Then, finally, we have ‘In Darkness Begotten’ which shows no let-up in the intensity and quality of Winterfylleth. That is, until around the six-minute-mark, when the black metal tumult is replaced for a slower, acoustic-embellished section, complete with more clean choral vocals that quickly unravels and becomes more minimalist. In the end, the album is led to its conclusion via an incredibly solemn and poignant melody created by synths and string sounds. The desolation and misery contained within the final three minutes is stark and extremely powerful, a fitting end to the record.

I liked ‘The Reckoning Dawn’ from the first spin but, with time, my affection for it has grown massively. It contains just about everything I like from extreme metal and it brings all these elements together in a sophisticated and professional manner so that each aspect of the music works together to create something greater than the sum of its parts. In short, ‘The Reckoning Dawn’ is a fantastic album and leads me on yet another adventure of back catalogue discovery.
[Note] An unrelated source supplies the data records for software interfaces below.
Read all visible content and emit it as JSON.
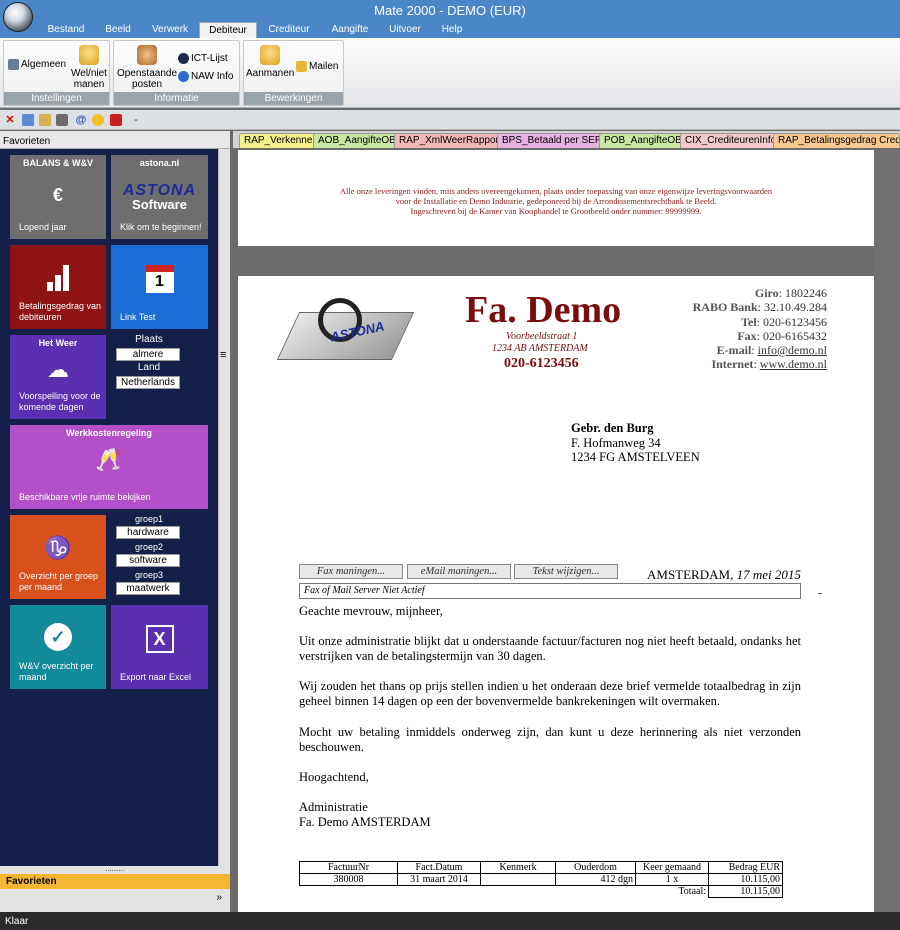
{
  "window": {
    "title": "Mate 2000 - DEMO (EUR)"
  },
  "ribbon_tabs": [
    "Bestand",
    "Beeld",
    "Verwerk",
    "Debiteur",
    "Crediteur",
    "Aangifte",
    "Uitvoer",
    "Help"
  ],
  "ribbon": {
    "instellingen": {
      "label": "Instellingen",
      "algemeen": "Algemeen",
      "wel_niet_1": "Wel/niet",
      "wel_niet_2": "manen"
    },
    "informatie": {
      "label": "Informatie",
      "open_1": "Openstaande",
      "open_2": "posten",
      "ict": "ICT-Lijst",
      "naw": "NAW Info"
    },
    "bewerkingen": {
      "label": "Bewerkingen",
      "aanmanen": "Aanmanen",
      "mailen": "Mailen"
    }
  },
  "left_panel": {
    "header": "Favorieten",
    "tiles": {
      "balans": {
        "title": "BALANS & W&V",
        "glyph": "€",
        "bottom": "Lopend jaar"
      },
      "astona": {
        "title": "astona.nl",
        "logo_1": "ASTONA",
        "logo_2": "Software",
        "bottom": "Klik om te beginnen!"
      },
      "betaling": {
        "bottom": "Betalingsgedrag van debiteuren"
      },
      "link": {
        "bottom": "Link Test",
        "cal_day": "1"
      },
      "weer": {
        "title": "Het Weer",
        "bottom": "Voorspelling voor de komende dagen",
        "plaats_label": "Plaats",
        "plaats_value": "almere",
        "land_label": "Land",
        "land_value": "Netherlands"
      },
      "wkr": {
        "title": "Werkkostenregeling",
        "bottom": "Beschikbare vrije ruimte bekijken"
      },
      "groep": {
        "glyph": "♑",
        "bottom": "Overzicht per groep per maand",
        "g1_label": "groep1",
        "g1_value": "hardware",
        "g2_label": "groep2",
        "g2_value": "software",
        "g3_label": "groep3",
        "g3_value": "maatwerk"
      },
      "wv": {
        "bottom": "W&V overzicht per maand"
      },
      "excel": {
        "bottom": "Export naar Excel",
        "glyph": "X"
      }
    },
    "footer_label": "Favorieten",
    "footer_dots": "........."
  },
  "doc_tabs": [
    {
      "label": "RAP_Verkenner",
      "color": "#f4f08a"
    },
    {
      "label": "AOB_AangifteOB",
      "color": "#c9e6a3"
    },
    {
      "label": "RAP_XmlWeerRapport",
      "color": "#f3b7b7"
    },
    {
      "label": "BPS_Betaald per SEPA",
      "color": "#e8b2e0"
    },
    {
      "label": "POB_AangifteOB",
      "color": "#c9e6a3"
    },
    {
      "label": "CIX_CrediteurenInfo",
      "color": "#f3c9c9"
    },
    {
      "label": "RAP_Betalingsgedrag Credite",
      "color": "#f7c98f"
    }
  ],
  "disclaimer": [
    "Alle onze leveringen vinden, mits anders overeengekomen, plaats onder toepassing van onze eigenwijze leveringsvoorwaarden",
    "voor de Installatie en Demo Industrie, gedeponeerd bij de Arrondissementsrechtbank te Beeld.",
    "Ingeschreven bij de Kamer van Koophandel te Grootbeeld onder nummer: 99999999."
  ],
  "letter": {
    "company": "Fa. Demo",
    "street": "Voorbeeldstraat 1",
    "city": "1234 AB  AMSTERDAM",
    "phone": "020-6123456",
    "logo_text": "ASTONA",
    "info": [
      {
        "k": "Giro",
        "v": "1802246"
      },
      {
        "k": "RABO Bank",
        "v": "32.10.49.284"
      },
      {
        "k": "Tel",
        "v": "020-6123456"
      },
      {
        "k": "Fax",
        "v": "020-6165432"
      },
      {
        "k": "E-mail",
        "v": "info@demo.nl"
      },
      {
        "k": "Internet",
        "v": "www.demo.nl"
      }
    ],
    "recipient": {
      "name": "Gebr. den Burg",
      "street": "F. Hofmanweg 34",
      "city": "1234 FG  AMSTELVEEN"
    },
    "buttons": {
      "fax": "Fax maningen...",
      "email": "eMail maningen...",
      "tekst": "Tekst wijzigen..."
    },
    "place": "AMSTERDAM,",
    "date": "17 mei 2015",
    "status_field": "Fax of Mail Server Niet Actief",
    "dash": "-",
    "salutation": "Geachte mevrouw, mijnheer,",
    "p1": "Uit onze administratie blijkt dat u onderstaande factuur/facturen nog niet heeft betaald, ondanks het verstrijken van de betalingstermijn van 30 dagen.",
    "p2": "Wij zouden het thans op prijs stellen indien u het onderaan deze brief vermelde totaalbedrag in zijn geheel binnen 14 dagen op een der bovenvermelde bankrekeningen wilt overmaken.",
    "p3": "Mocht uw betaling inmiddels onderweg zijn, dan kunt u deze herinnering als niet verzonden beschouwen.",
    "closing": "Hoogachtend,",
    "sign1": "Administratie",
    "sign2": "Fa. Demo AMSTERDAM",
    "table": {
      "headers": [
        "FactuurNr",
        "Fact.Datum",
        "Kenmerk",
        "Ouderdom",
        "Keer gemaand",
        "Bedrag EUR"
      ],
      "row": [
        "380008",
        "31 maart 2014",
        "",
        "412 dgn",
        "1 x",
        "10.115,00"
      ],
      "total_label": "Totaal:",
      "total": "10.115,00"
    }
  },
  "status": "Klaar"
}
If you like quality black metal, then why are you still reading my review and not pre-ordering this?

The Score of Much Metal: 92%

[youtube https://www.youtube.com/watch?v=owK4hXxjdr8&w=560&h=315]

Check out my reviews from 2020 right here:

Firewind – Firewind
An Autumn For Crippled Children – All Fell Silent, Everything Went Quiet
Havok – V
Helfró – Helfró
Victoria K – Essentia
Cryptex – Once Upon A Time
Thy Despair – The Song Of Desolation
Cirith Ungol – Forever Black
Igorrr – Spirituality and Distortion
Nightwish – Human. II: Nature.
Katatonia – City Burials
Wolfheart – Wolves Of Karelia
Asenblut – Die Wilde Jagd
Nicumo – Inertia
The Black Dahlia Murder – Verminous
Omega Infinity – Solar Spectre
Symbolik – Emergence
Pure Reason Revolution – Eupnea
Irist – Order Of The Mind
Testament – Titans Of Creation
Ilium – Carcinogeist
Dawn Of Ouroboros – The Art Of Morphology
Torchia – The Coven
Novena – Eleventh Hour
Ashes Of Life – Seasons Within
Dynazty – The Dark Delight
Sutrah – Aletheia EP
Welicoruss – Siberian Heathen Horde
Myth Of I – Myth Of I
My Dying Bride – The Ghost Of Orion
Infirmum – Walls Of Sorrow
Inno – The Rain Under
Kvaen – The Funeral Pyre
Mindtech – Omnipresence
Dark Fortress – Spectres From The Old World
The Oneira – Injection
Night Crowned – Impius Viam
Dead Serenity – Beginnings EP
The Night Flight Orchestra – Aeromantic
Deadrisen – Deadrisen
Blaze Of Perdition – The Harrowing Of Hearts
Godsticks – Inescapable
Isle Of The Cross – Excelsis
Demons & Wizards – III
Vredehammer – Viperous
H.E.A.T – H.E.A.T II
Psychotic Waltz – The God-Shaped Void
Into The Open – Destination Eternity
Lunarsea – Earthling/Terrestre
Pure Wrath – The Forlorn Soldier EP
Sylosis – Cycle of Suffering
Sepultura – Quadra
Dyscordia – Delete / Rewrite
Godthrymm – Reflections
On Thorns I Lay – Threnos
God Dethroned – Illuminati
Fragment Soul – A Soul Inhabiting Two Bodies
Mariana Semkina – Sleepwalking
Mini Album Reviews: Moloken, The Driftwood Sign & Midnight
Serenity – The Last Knight
Ihsahn – Telemark EP
Temperance – Viridian
Blasphemer – The Sixth Hour
Deathwhite – Grave Image
Marko Hietala – Pyre Of The Black Heart
SWMM – Trail Of The Fallen
Into Pandemonium – Darkest Rise EP
Bonded – Rest In Violence
Serious Black – Suite 226
Darktribe – Voici L’Homme
Brothers Of Metal – Emblas Saga
A Life Divided – Echoes
Thoughts Factory – Elements

You can also check out my other reviews from previous years right here:

2019 reviews
2018 reviews
2017 reviews
2016 reviews
2015 reviews